(Pictured Carmen Ayala)
Carmen Ayala: I have been a foster parent with IPPI for the past 16 years, and although it has been challenging at times, it is a very rewarding experience for me. Being a foster parent gives me the opportunity to help a youth have a sense of belonging, a sense of being part of a family. It allows me to teach, to guide, and to help youth build hope and purpose for a brighter future.
Being able to be part of this journey and witness this positive growth in the youth is the reason I love being a foster parent. Carmen works as a licensed realtor in CT and NY with the Century 21 Scala Group in Bridgeport, CT.
(Pictured Susan Jackson-Mack and one of her sons)

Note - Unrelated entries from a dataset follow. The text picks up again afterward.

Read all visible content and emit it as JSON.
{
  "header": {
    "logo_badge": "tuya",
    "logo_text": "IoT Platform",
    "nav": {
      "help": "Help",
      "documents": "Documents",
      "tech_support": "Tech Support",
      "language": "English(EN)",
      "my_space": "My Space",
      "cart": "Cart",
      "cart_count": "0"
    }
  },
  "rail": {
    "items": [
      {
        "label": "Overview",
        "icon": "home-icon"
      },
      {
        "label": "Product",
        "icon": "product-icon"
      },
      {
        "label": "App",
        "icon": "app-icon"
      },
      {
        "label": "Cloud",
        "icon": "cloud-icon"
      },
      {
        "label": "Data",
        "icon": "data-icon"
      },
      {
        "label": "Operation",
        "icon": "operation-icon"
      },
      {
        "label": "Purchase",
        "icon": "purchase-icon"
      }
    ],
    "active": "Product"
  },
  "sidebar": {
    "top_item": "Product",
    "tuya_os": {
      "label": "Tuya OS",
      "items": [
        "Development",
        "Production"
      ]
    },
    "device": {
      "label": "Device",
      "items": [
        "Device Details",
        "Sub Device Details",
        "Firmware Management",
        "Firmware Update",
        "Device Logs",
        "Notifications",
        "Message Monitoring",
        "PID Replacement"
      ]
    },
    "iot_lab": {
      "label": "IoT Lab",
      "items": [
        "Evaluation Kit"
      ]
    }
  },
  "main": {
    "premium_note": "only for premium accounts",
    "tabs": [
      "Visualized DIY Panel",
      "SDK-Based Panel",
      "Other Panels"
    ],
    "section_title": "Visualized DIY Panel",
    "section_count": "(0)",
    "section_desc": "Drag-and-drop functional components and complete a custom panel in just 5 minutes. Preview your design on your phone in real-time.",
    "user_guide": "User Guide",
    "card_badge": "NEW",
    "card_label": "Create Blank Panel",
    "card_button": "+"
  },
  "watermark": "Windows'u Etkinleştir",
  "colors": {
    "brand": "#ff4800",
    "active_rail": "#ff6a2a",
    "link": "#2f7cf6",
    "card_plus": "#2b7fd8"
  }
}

Susan Jackson-Mack: I started doing this work long before I knew about foster care. As children, we were taught to share what we had with others who needed help. That family legacy of giving back continued to influence me through adolescence, adulthood, and continues now as the pendulum starts to swing towards retirement.
I feel fortunate and blessed to have been a foster mother for 28 years. My sons, daughter and grandchildren are very special to me. My kids told me they don’t like to be referred to as foster children, simply my children, and I agreed with them. We stopped using the term foster a long time ago. We share so many stories and experiences that neither one of us would have had without the other. I think we are lucky we found each other. I couldn’t imagine life without them.
(Pictured Linda Jackson)
Linda Jackson: Since I was a child, we’ve always had additional people living in the house with us. Some were relatives, and others were family friends who later became family. Many people in my family have been, or are currently, foster parents, so fostering felt natural to me.
As a foster parent for over 20 years, I’d chosen to foster teenage girls. I decided to work with this population because I wasn’t the best teenager and I also know this is a hard group to place and maintain in a foster home.
Though there have been some difficult times, I’ve never had a disruption and credit much of my success as a parent to my upbringing, my family, and the agency I am licensed under. In addition to fostering Linda serves as the Associate Director, YSM Diversity Office; Director of Educational Outreach Programs for Yale School of Medicine in New Haven, CT.